Dungeness and Red Rock crab can be harvested with a crab pot, ring net, fishing rod and reel with a snare or foldable trap, dip net, crab rake or hand line — each method depends on where you’re planning to catch crab — as well as the proper bait, and a fishing license. You can find statewide crab gear rules on the WDFW webpage.

Dropping a crab pot off docks, piers, sea walls, or other structures is the most popular method. The fishing rod with a snare or foldable trap works best when you need to cast away from the shoreline to get to proper depth or area that crab inhabit. A crab rake or dip net works well when fishing in a lagoon or wading in channels. A hand line with a bait attached is a fun and simple way to catch crab.

Extreme tidal fluctuations can pose a challenge when dropping crab pots from a boat or other watercraft.

Recreational crabbers should target the portion of the day with the least tide exchange and make sure their crab pots are properly weighted down during these extreme low tides to avoid traps moving and becoming lost. Crabbers can find helpful information on how to properly weight crab pots, by going to the Northwest Straits Commission webpage.

A proper colored buoy (must be half red and half white in color, and both colors need to be visible when fishing) on the water’s surface is just as important as the rope it hangs off. By law the buoy must be legibly marked with the operator’s first name, last name, and permanent address (a phone number is optional).

The buoy must be constructed of durable material (no bleach, antifreeze, detergent bottles, paint cans, etc.) and must be visible on the surface except during extreme tidal conditions. Personal flags and staff, if attached to buoys, can be of any color and some like to add a bright metallic colored tinsel or other reflective materials to make it stand out from others.

All crab pots must be equipped with a biodegradable device (rot/escape cord) and shall include one or more of the following: securing the pot lid hook or tie down strap with a single loop of “rot” cord; or sewing a 3" by 5" escape panel in the upper half of pot closed with “rot” cord; or attaching the pot lid or one pot side (serving as a pot lid) with no more than three single loops of cord.

“Rot” cord used must be untreated 100% cotton or other natural fiber (hemp, jute, or sisal) no larger than thread size 120. This cord must be able to rot away and allow crab and other sea life to escape freely if the pot is lost.
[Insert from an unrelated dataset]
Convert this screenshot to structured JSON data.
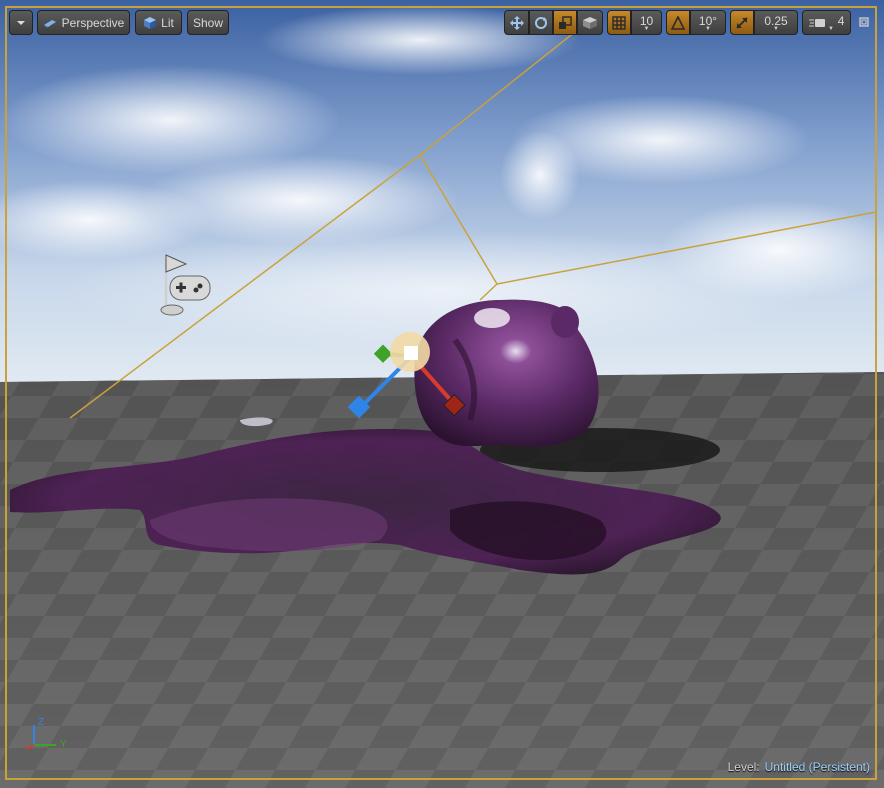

A derelict crab pot without proper escape cord can attract and kill crabs for years after the pot has been lost.

Bait boxes store the bait inside a crab pot and make it difficult for the crabs to consume all the bait.

The best baits for crabbing are razor clams, salmon or fish carcasses and heads as well as squid, clams, shrimp, chicken, or turkey parts. Fresh bait works the best, avoid using anything rancid because just like humans, crab will avoid anything stinky and unappealing to their palate. You can also doctor up the bait with a store-bought liquid attractant to create a scent line.

Check your pots regularly as crabs are known to cannibalize on one another especially when soft-shelled. Ring nets should be monitored more regularly as bait can be easily removed by a crab.

“Crab populations along the coastline stretching from Neah Bay south to Ilwaco, provide a year-round opportunity for recreational crabbers,” said Charlotte Berry-Powell, the WDFW lead coastal recreational crab biologist.



The Washington Department of Fish and Wildlife

The Washington Department of Fish and Wildlife is dedicated to preserving, protecting and perpetuating the state’s fish and wildlife resources.